Exercise: Send back the records exactly as written, with no images.

Data records:
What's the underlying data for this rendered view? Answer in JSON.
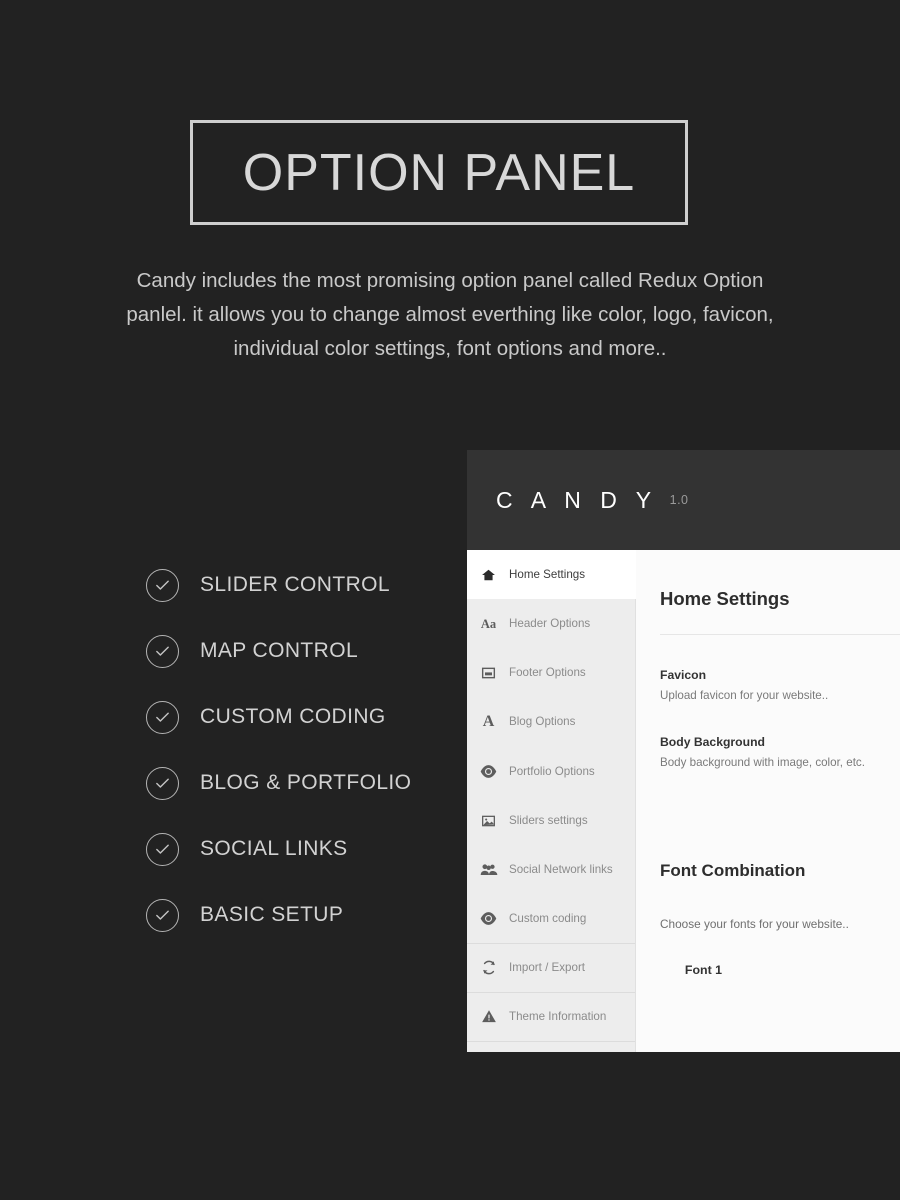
{
  "hero": {
    "title": "OPTION PANEL",
    "description": "Candy includes the most promising option panel called Redux Option panlel. it allows you to change almost everthing like color, logo, favicon, individual color settings, font options and more.."
  },
  "features": [
    {
      "label": "SLIDER CONTROL",
      "icon": "check-circle-icon"
    },
    {
      "label": "MAP CONTROL",
      "icon": "check-circle-icon"
    },
    {
      "label": "CUSTOM CODING",
      "icon": "check-circle-icon"
    },
    {
      "label": "BLOG & PORTFOLIO",
      "icon": "check-circle-icon"
    },
    {
      "label": "SOCIAL LINKS",
      "icon": "check-circle-icon"
    },
    {
      "label": "BASIC SETUP",
      "icon": "check-circle-icon"
    }
  ],
  "panel": {
    "brand": "C A N D Y",
    "version": "1.0",
    "sidebar": [
      {
        "label": "Home Settings",
        "icon": "home-icon",
        "active": true
      },
      {
        "label": "Header Options",
        "icon": "text-aa-icon",
        "active": false
      },
      {
        "label": "Footer Options",
        "icon": "footer-box-icon",
        "active": false
      },
      {
        "label": "Blog Options",
        "icon": "letter-a-icon",
        "active": false
      },
      {
        "label": "Portfolio Options",
        "icon": "eye-icon",
        "active": false
      },
      {
        "label": "Sliders settings",
        "icon": "image-icon",
        "active": false
      },
      {
        "label": "Social Network links",
        "icon": "users-icon",
        "active": false
      },
      {
        "label": "Custom coding",
        "icon": "eye-icon",
        "active": false
      },
      {
        "label": "Import / Export",
        "icon": "refresh-icon",
        "active": false
      },
      {
        "label": "Theme Information",
        "icon": "warning-icon",
        "active": false
      }
    ],
    "content": {
      "title": "Home Settings",
      "fields": [
        {
          "label": "Favicon",
          "desc": "Upload favicon for your website.."
        },
        {
          "label": "Body Background",
          "desc": "Body background with image, color, etc."
        }
      ],
      "section_heading": "Font Combination",
      "section_desc": "Choose your fonts for your website..",
      "font_row_label": "Font 1"
    }
  },
  "colors": {
    "page_background": "#222222",
    "panel_header": "#333333",
    "sidebar_background": "#ededed",
    "content_background": "#fbfbfb",
    "title_text": "#d8d8d8"
  }
}
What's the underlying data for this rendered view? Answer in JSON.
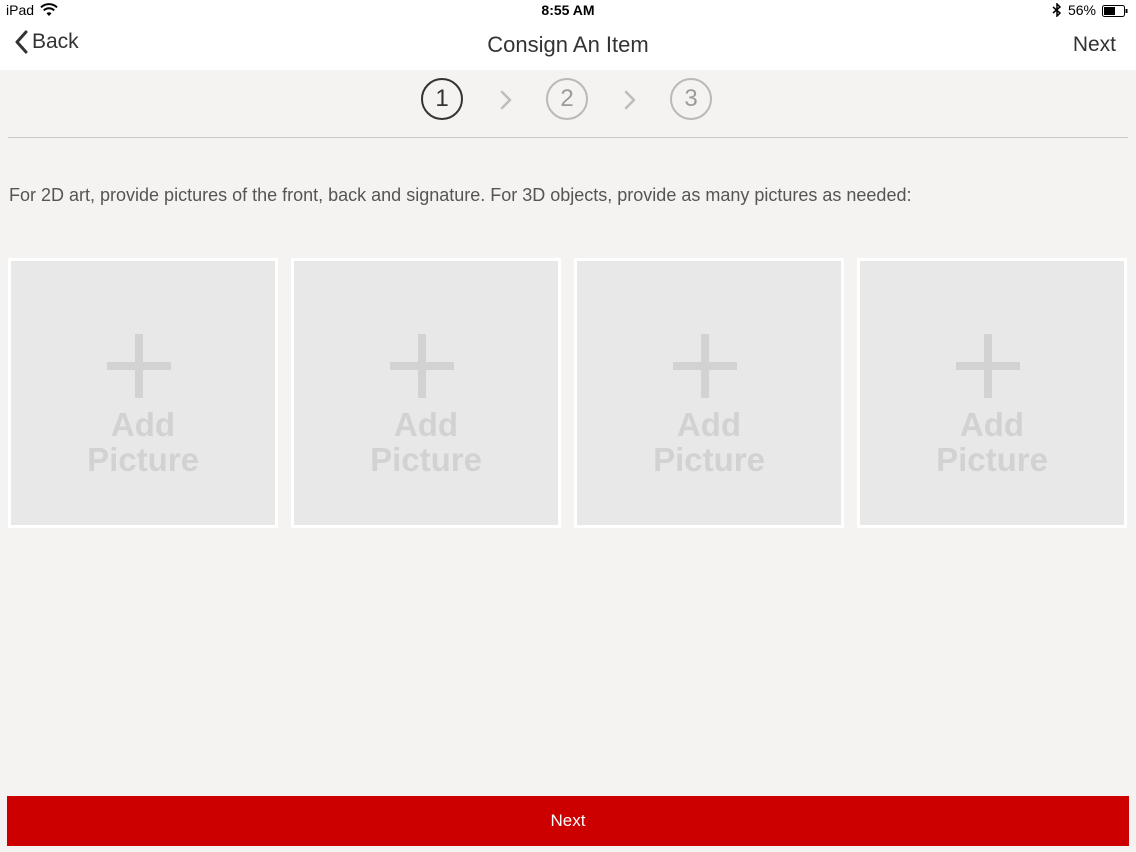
{
  "status_bar": {
    "device": "iPad",
    "time": "8:55 AM",
    "battery": "56%"
  },
  "nav": {
    "back_label": "Back",
    "title": "Consign An Item",
    "next_label": "Next"
  },
  "stepper": {
    "steps": [
      "1",
      "2",
      "3"
    ],
    "active_step": "1"
  },
  "instructions": "For 2D art, provide pictures of the front, back and signature.  For 3D objects, provide as many pictures as needed:",
  "tiles": [
    {
      "line1": "Add",
      "line2": "Picture"
    },
    {
      "line1": "Add",
      "line2": "Picture"
    },
    {
      "line1": "Add",
      "line2": "Picture"
    },
    {
      "line1": "Add",
      "line2": "Picture"
    }
  ],
  "bottom_button": {
    "label": "Next"
  },
  "colors": {
    "accent": "#cd0000",
    "background": "#f4f3f1",
    "tile": "#e9e8e8"
  }
}
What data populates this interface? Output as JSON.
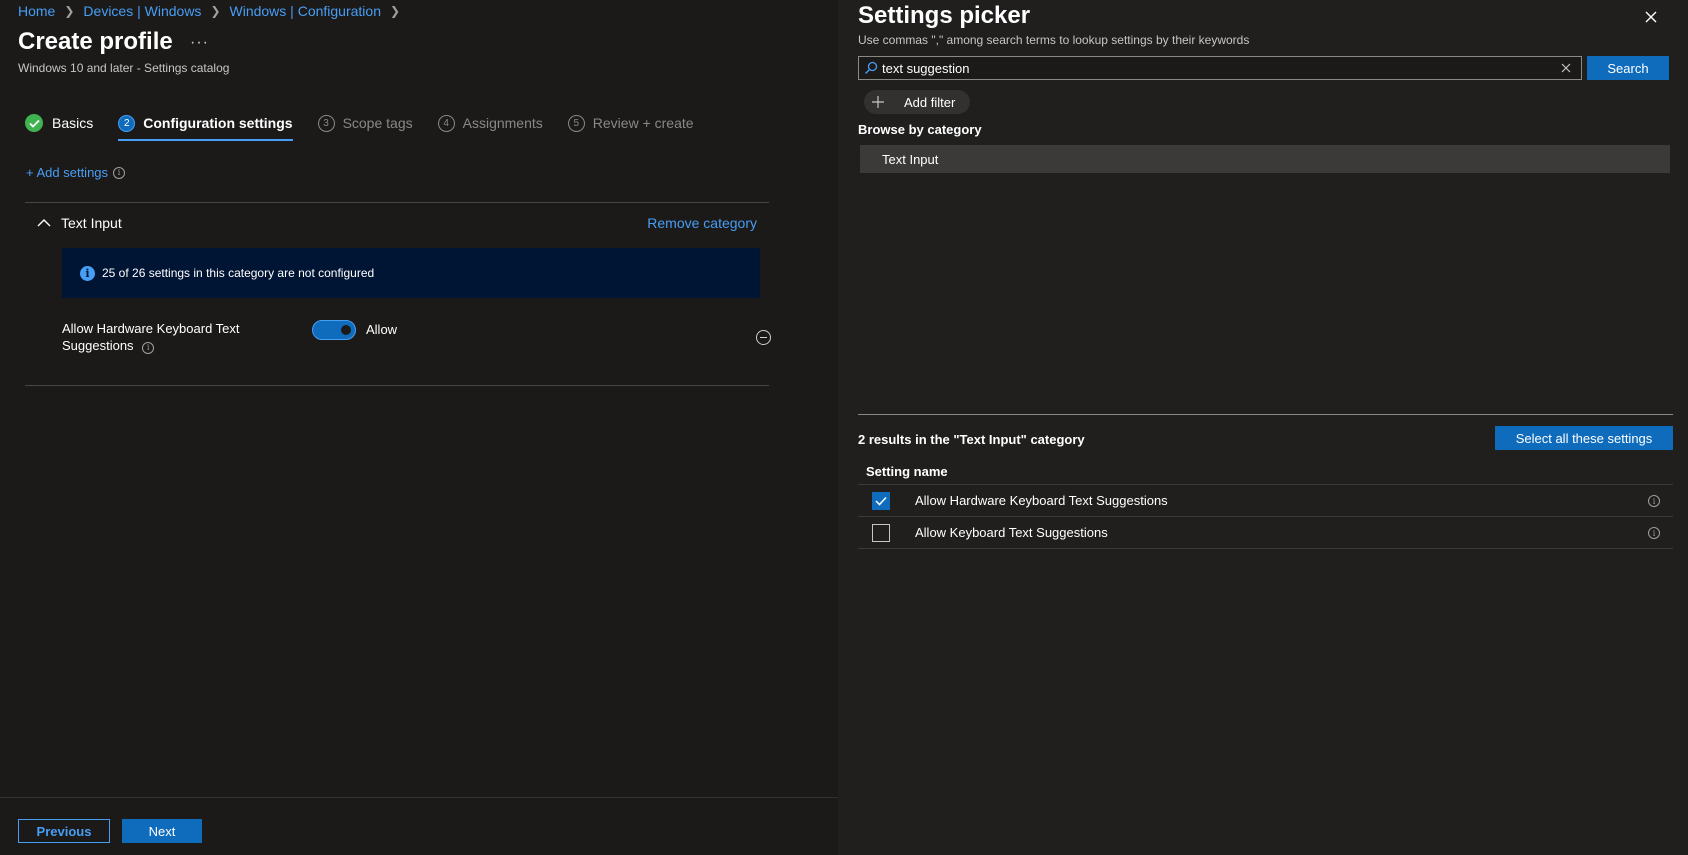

Written answer:
What's the underlying data for this rendered view? Answer in JSON.
{
  "hero": {
    "title": "OPTION PANEL",
    "description": "Candy includes the most promising option panel called Redux Option panlel. it allows you to change almost everthing like color, logo, favicon, individual color settings, font options and more.."
  },
  "features": [
    {
      "label": "SLIDER CONTROL",
      "icon": "check-circle-icon"
    },
    {
      "label": "MAP CONTROL",
      "icon": "check-circle-icon"
    },
    {
      "label": "CUSTOM CODING",
      "icon": "check-circle-icon"
    },
    {
      "label": "BLOG & PORTFOLIO",
      "icon": "check-circle-icon"
    },
    {
      "label": "SOCIAL LINKS",
      "icon": "check-circle-icon"
    },
    {
      "label": "BASIC SETUP",
      "icon": "check-circle-icon"
    }
  ],
  "panel": {
    "brand": "C A N D Y",
    "version": "1.0",
    "sidebar": [
      {
        "label": "Home Settings",
        "icon": "home-icon",
        "active": true
      },
      {
        "label": "Header Options",
        "icon": "text-aa-icon",
        "active": false
      },
      {
        "label": "Footer Options",
        "icon": "footer-box-icon",
        "active": false
      },
      {
        "label": "Blog Options",
        "icon": "letter-a-icon",
        "active": false
      },
      {
        "label": "Portfolio Options",
        "icon": "eye-icon",
        "active": false
      },
      {
        "label": "Sliders settings",
        "icon": "image-icon",
        "active": false
      },
      {
        "label": "Social Network links",
        "icon": "users-icon",
        "active": false
      },
      {
        "label": "Custom coding",
        "icon": "eye-icon",
        "active": false
      },
      {
        "label": "Import / Export",
        "icon": "refresh-icon",
        "active": false
      },
      {
        "label": "Theme Information",
        "icon": "warning-icon",
        "active": false
      }
    ],
    "content": {
      "title": "Home Settings",
      "fields": [
        {
          "label": "Favicon",
          "desc": "Upload favicon for your website.."
        },
        {
          "label": "Body Background",
          "desc": "Body background with image, color, etc."
        }
      ],
      "section_heading": "Font Combination",
      "section_desc": "Choose your fonts for your website..",
      "font_row_label": "Font 1"
    }
  },
  "colors": {
    "page_background": "#222222",
    "panel_header": "#333333",
    "sidebar_background": "#ededed",
    "content_background": "#fbfbfb",
    "title_text": "#d8d8d8"
  }
}
What's the underlying data for this rendered view? Answer in JSON.
{
  "status_bar": {
    "device": "iPad",
    "time": "8:55 AM",
    "battery": "56%"
  },
  "nav": {
    "back_label": "Back",
    "title": "Consign An Item",
    "next_label": "Next"
  },
  "stepper": {
    "steps": [
      "1",
      "2",
      "3"
    ],
    "active_step": "1"
  },
  "instructions": "For 2D art, provide pictures of the front, back and signature.  For 3D objects, provide as many pictures as needed:",
  "tiles": [
    {
      "line1": "Add",
      "line2": "Picture"
    },
    {
      "line1": "Add",
      "line2": "Picture"
    },
    {
      "line1": "Add",
      "line2": "Picture"
    },
    {
      "line1": "Add",
      "line2": "Picture"
    }
  ],
  "bottom_button": {
    "label": "Next"
  },
  "colors": {
    "accent": "#cd0000",
    "background": "#f4f3f1",
    "tile": "#e9e8e8"
  }
}
What data populates this interface? Output as JSON.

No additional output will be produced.